_TASK PROMPT_.
Return all the entries exactly, keeping pictures out.

_RECORDS FOR THE TASK_.
================================

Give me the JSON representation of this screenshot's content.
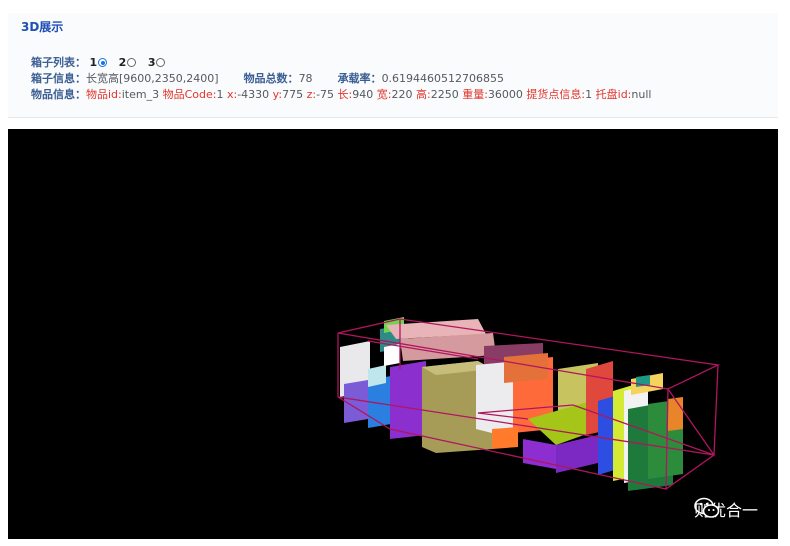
{
  "panel": {
    "title": "3D展示",
    "box_list": {
      "label": "箱子列表：",
      "options": [
        "1",
        "2",
        "3"
      ],
      "selected": "1"
    },
    "box_info": {
      "label": "箱子信息：",
      "value": "长宽高[9600,2350,2400]",
      "total_label": "物品总数：",
      "total_value": "78",
      "rate_label": "承载率：",
      "rate_value": "0.6194460512706855"
    },
    "item_info": {
      "label": "物品信息：",
      "id_label": "物品id:",
      "id_value": "item_3",
      "code_label": "物品Code:",
      "code_value": "1",
      "x_label": "x:",
      "x_value": "-4330",
      "y_label": "y:",
      "y_value": "775",
      "z_label": "z:",
      "z_value": "-75",
      "l_label": "长:",
      "l_value": "940",
      "w_label": "宽:",
      "w_value": "220",
      "h_label": "高:",
      "h_value": "2250",
      "weight_label": "重量:",
      "weight_value": "36000",
      "point_label": "提货点信息:",
      "point_value": "1",
      "pallet_label": "托盘id:",
      "pallet_value": "null"
    }
  },
  "viewport": {
    "background": "#000000",
    "container_color": "#b0155f",
    "icon": "container-3d-view"
  },
  "watermark": {
    "text": "则优合一",
    "icon": "wechat-icon"
  }
}
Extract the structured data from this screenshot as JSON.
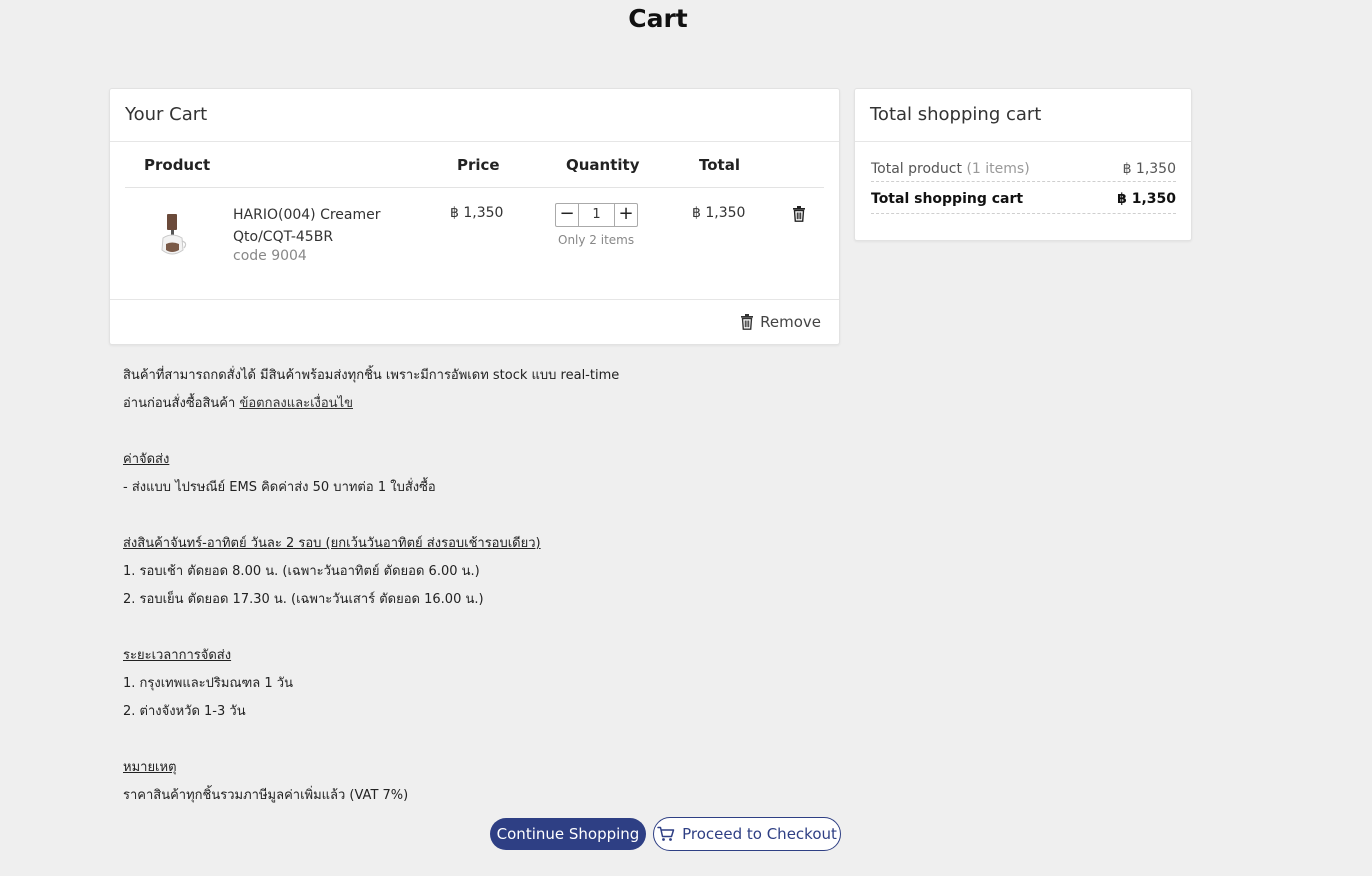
{
  "page": {
    "title": "Cart"
  },
  "cart": {
    "header": "Your Cart",
    "columns": {
      "product": "Product",
      "price": "Price",
      "quantity": "Quantity",
      "total": "Total"
    },
    "items": [
      {
        "name": "HARIO(004) Creamer Qto/CQT-45BR",
        "code": "code 9004",
        "price": "฿ 1,350",
        "quantity": "1",
        "stock_note": "Only 2 items",
        "total": "฿ 1,350"
      }
    ],
    "remove_label": "Remove",
    "minus": "−",
    "plus": "+"
  },
  "summary": {
    "header": "Total shopping cart",
    "product_label": "Total product",
    "product_count": "(1 items)",
    "product_value": "฿ 1,350",
    "total_label": "Total shopping cart",
    "total_value": "฿ 1,350"
  },
  "info": {
    "line1": "สินค้าที่สามารถกดสั่งได้ มีสินค้าพร้อมส่งทุกชิ้น เพราะมีการอัพเดท stock แบบ real-time",
    "line2_prefix": "อ่านก่อนสั่งซื้อสินค้า",
    "line2_link": "ข้อตกลงและเงื่อนไข",
    "shipping_title": "ค่าจัดส่ง",
    "shipping_line": "- ส่งแบบ ไปรษณีย์ EMS คิดค่าส่ง 50 บาทต่อ 1 ใบสั่งซื้อ",
    "delivery_title": "ส่งสินค้าจันทร์-อาทิตย์ วันละ 2 รอบ (ยกเว้นวันอาทิตย์ ส่งรอบเช้ารอบเดียว)",
    "delivery_1": "1. รอบเช้า ตัดยอด 8.00 น. (เฉพาะวันอาทิตย์ ตัดยอด 6.00 น.)",
    "delivery_2": "2. รอบเย็น ตัดยอด 17.30 น. (เฉพาะวันเสาร์ ตัดยอด 16.00 น.)",
    "duration_title": "ระยะเวลาการจัดส่ง",
    "duration_1": "1. กรุงเทพและปริมณฑล 1 วัน",
    "duration_2": "2. ต่างจังหวัด 1-3 วัน",
    "note_title": "หมายเหตุ",
    "note_line": "ราคาสินค้าทุกชิ้นรวมภาษีมูลค่าเพิ่มแล้ว (VAT 7%)"
  },
  "actions": {
    "continue_label": "Continue Shopping",
    "checkout_label": "Proceed to Checkout"
  },
  "colors": {
    "primary": "#2e3f84",
    "background": "#efefef",
    "highlight": "#e0101e"
  }
}
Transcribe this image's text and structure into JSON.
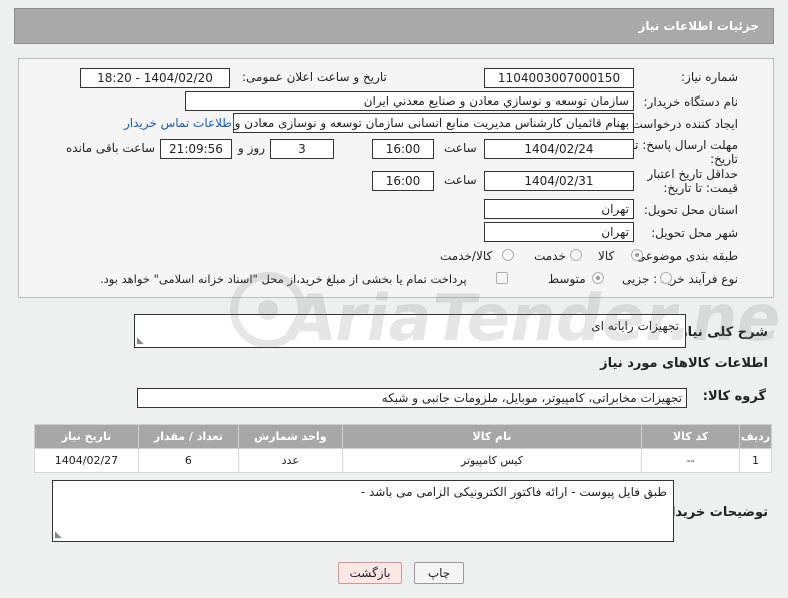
{
  "header": {
    "title": "جزئیات اطلاعات نیاز"
  },
  "form": {
    "need_number_label": "شماره نیاز:",
    "need_number": "1104003007000150",
    "announce_label": "تاریخ و ساعت اعلان عمومی:",
    "announce_value": "1404/02/20 - 18:20",
    "buyer_label": "نام دستگاه خریدار:",
    "buyer_value": "سازمان توسعه و نوسازي معادن و صنايع معدني ايران",
    "creator_label": "ایجاد کننده درخواست:",
    "creator_value": "بهنام قائمیان کارشناس مدیریت منابع انسانی سازمان توسعه و نوسازی معادن و",
    "contact_link": "اطلاعات تماس خریدار",
    "deadline_label": "مهلت ارسال پاسخ: تا تاریخ:",
    "deadline_date": "1404/02/24",
    "time_label": "ساعت",
    "deadline_time": "16:00",
    "days_value": "3",
    "days_label": "روز و",
    "remaining_time": "21:09:56",
    "remaining_label": "ساعت باقی مانده",
    "validity_label": "حداقل تاریخ اعتبار قیمت: تا تاریخ:",
    "validity_date": "1404/02/31",
    "validity_time": "16:00",
    "province_label": "استان محل تحویل:",
    "province_value": "تهران",
    "city_label": "شهر محل تحویل:",
    "city_value": "تهران",
    "category_label": "طبقه بندی موضوعی:",
    "category_options": [
      "کالا",
      "خدمت",
      "کالا/خدمت"
    ],
    "category_selected": "کالا",
    "process_label": "نوع فرآیند خرید :",
    "process_options": [
      "جزیی",
      "متوسط"
    ],
    "process_selected": "متوسط",
    "payment_note": "پرداخت تمام یا بخشی از مبلغ خرید،از محل \"اسناد خزانه اسلامی\" خواهد بود."
  },
  "description": {
    "label": "شرح کلی نیاز:",
    "value": "تجهیزات رایانه ای"
  },
  "goods_section": {
    "title": "اطلاعات کالاهای مورد نیاز",
    "group_label": "گروه کالا:",
    "group_value": "تجهیزات مخابراتی، کامپیوتر، موبایل، ملزومات جانبی و شبکه"
  },
  "table": {
    "headers": [
      "ردیف",
      "کد کالا",
      "نام کالا",
      "واحد شمارش",
      "تعداد / مقدار",
      "تاریخ نیاز"
    ],
    "rows": [
      [
        "1",
        "--",
        "کیس کامپیوتر",
        "عدد",
        "6",
        "1404/02/27"
      ]
    ]
  },
  "buyer_notes": {
    "label": "توضیحات خریدار:",
    "value": "طبق فایل پیوست - ارائه فاکتور الکترونیکی الزامی می باشد -"
  },
  "buttons": {
    "print": "چاپ",
    "back": "بازگشت"
  },
  "watermark": {
    "text": "AriaTender.neT"
  }
}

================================

_EXPECTED ANSWER_.
Give me the JSON representation of this screenshot's content.
{
  "panel": {
    "title": "3D展示",
    "box_list": {
      "label": "箱子列表：",
      "options": [
        "1",
        "2",
        "3"
      ],
      "selected": "1"
    },
    "box_info": {
      "label": "箱子信息：",
      "value": "长宽高[9600,2350,2400]",
      "total_label": "物品总数：",
      "total_value": "78",
      "rate_label": "承载率：",
      "rate_value": "0.6194460512706855"
    },
    "item_info": {
      "label": "物品信息：",
      "id_label": "物品id:",
      "id_value": "item_3",
      "code_label": "物品Code:",
      "code_value": "1",
      "x_label": "x:",
      "x_value": "-4330",
      "y_label": "y:",
      "y_value": "775",
      "z_label": "z:",
      "z_value": "-75",
      "l_label": "长:",
      "l_value": "940",
      "w_label": "宽:",
      "w_value": "220",
      "h_label": "高:",
      "h_value": "2250",
      "weight_label": "重量:",
      "weight_value": "36000",
      "point_label": "提货点信息:",
      "point_value": "1",
      "pallet_label": "托盘id:",
      "pallet_value": "null"
    }
  },
  "viewport": {
    "background": "#000000",
    "container_color": "#b0155f",
    "icon": "container-3d-view"
  },
  "watermark": {
    "text": "则优合一",
    "icon": "wechat-icon"
  }
}
Extract the structured data from this screenshot as JSON.
{
  "page": {
    "title": "Cart"
  },
  "cart": {
    "header": "Your Cart",
    "columns": {
      "product": "Product",
      "price": "Price",
      "quantity": "Quantity",
      "total": "Total"
    },
    "items": [
      {
        "name": "HARIO(004) Creamer Qto/CQT-45BR",
        "code": "code 9004",
        "price": "฿ 1,350",
        "quantity": "1",
        "stock_note": "Only 2 items",
        "total": "฿ 1,350"
      }
    ],
    "remove_label": "Remove",
    "minus": "−",
    "plus": "+"
  },
  "summary": {
    "header": "Total shopping cart",
    "product_label": "Total product",
    "product_count": "(1 items)",
    "product_value": "฿ 1,350",
    "total_label": "Total shopping cart",
    "total_value": "฿ 1,350"
  },
  "info": {
    "line1": "สินค้าที่สามารถกดสั่งได้ มีสินค้าพร้อมส่งทุกชิ้น เพราะมีการอัพเดท stock แบบ real-time",
    "line2_prefix": "อ่านก่อนสั่งซื้อสินค้า",
    "line2_link": "ข้อตกลงและเงื่อนไข",
    "shipping_title": "ค่าจัดส่ง",
    "shipping_line": "- ส่งแบบ ไปรษณีย์ EMS คิดค่าส่ง 50 บาทต่อ 1 ใบสั่งซื้อ",
    "delivery_title": "ส่งสินค้าจันทร์-อาทิตย์ วันละ 2 รอบ (ยกเว้นวันอาทิตย์ ส่งรอบเช้ารอบเดียว)",
    "delivery_1": "1. รอบเช้า ตัดยอด 8.00 น. (เฉพาะวันอาทิตย์ ตัดยอด 6.00 น.)",
    "delivery_2": "2. รอบเย็น ตัดยอด 17.30 น. (เฉพาะวันเสาร์ ตัดยอด 16.00 น.)",
    "duration_title": "ระยะเวลาการจัดส่ง",
    "duration_1": "1. กรุงเทพและปริมณฑล 1 วัน",
    "duration_2": "2. ต่างจังหวัด 1-3 วัน",
    "note_title": "หมายเหตุ",
    "note_line": "ราคาสินค้าทุกชิ้นรวมภาษีมูลค่าเพิ่มแล้ว (VAT 7%)"
  },
  "actions": {
    "continue_label": "Continue Shopping",
    "checkout_label": "Proceed to Checkout"
  },
  "colors": {
    "primary": "#2e3f84",
    "background": "#efefef",
    "highlight": "#e0101e"
  }
}
Transcribe this image's text and structure into JSON.
{
  "header": {
    "title": "جزئیات اطلاعات نیاز"
  },
  "form": {
    "need_number_label": "شماره نیاز:",
    "need_number": "1104003007000150",
    "announce_label": "تاریخ و ساعت اعلان عمومی:",
    "announce_value": "1404/02/20 - 18:20",
    "buyer_label": "نام دستگاه خریدار:",
    "buyer_value": "سازمان توسعه و نوسازي معادن و صنايع معدني ايران",
    "creator_label": "ایجاد کننده درخواست:",
    "creator_value": "بهنام قائمیان کارشناس مدیریت منابع انسانی سازمان توسعه و نوسازی معادن و",
    "contact_link": "اطلاعات تماس خریدار",
    "deadline_label": "مهلت ارسال پاسخ: تا تاریخ:",
    "deadline_date": "1404/02/24",
    "time_label": "ساعت",
    "deadline_time": "16:00",
    "days_value": "3",
    "days_label": "روز و",
    "remaining_time": "21:09:56",
    "remaining_label": "ساعت باقی مانده",
    "validity_label": "حداقل تاریخ اعتبار قیمت: تا تاریخ:",
    "validity_date": "1404/02/31",
    "validity_time": "16:00",
    "province_label": "استان محل تحویل:",
    "province_value": "تهران",
    "city_label": "شهر محل تحویل:",
    "city_value": "تهران",
    "category_label": "طبقه بندی موضوعی:",
    "category_options": [
      "کالا",
      "خدمت",
      "کالا/خدمت"
    ],
    "category_selected": "کالا",
    "process_label": "نوع فرآیند خرید :",
    "process_options": [
      "جزیی",
      "متوسط"
    ],
    "process_selected": "متوسط",
    "payment_note": "پرداخت تمام یا بخشی از مبلغ خرید،از محل \"اسناد خزانه اسلامی\" خواهد بود."
  },
  "description": {
    "label": "شرح کلی نیاز:",
    "value": "تجهیزات رایانه ای"
  },
  "goods_section": {
    "title": "اطلاعات کالاهای مورد نیاز",
    "group_label": "گروه کالا:",
    "group_value": "تجهیزات مخابراتی، کامپیوتر، موبایل، ملزومات جانبی و شبکه"
  },
  "table": {
    "headers": [
      "ردیف",
      "کد کالا",
      "نام کالا",
      "واحد شمارش",
      "تعداد / مقدار",
      "تاریخ نیاز"
    ],
    "rows": [
      [
        "1",
        "--",
        "کیس کامپیوتر",
        "عدد",
        "6",
        "1404/02/27"
      ]
    ]
  },
  "buyer_notes": {
    "label": "توضیحات خریدار:",
    "value": "طبق فایل پیوست - ارائه فاکتور الکترونیکی الزامی می باشد -"
  },
  "buttons": {
    "print": "چاپ",
    "back": "بازگشت"
  },
  "watermark": {
    "text": "AriaTender.neT"
  }
}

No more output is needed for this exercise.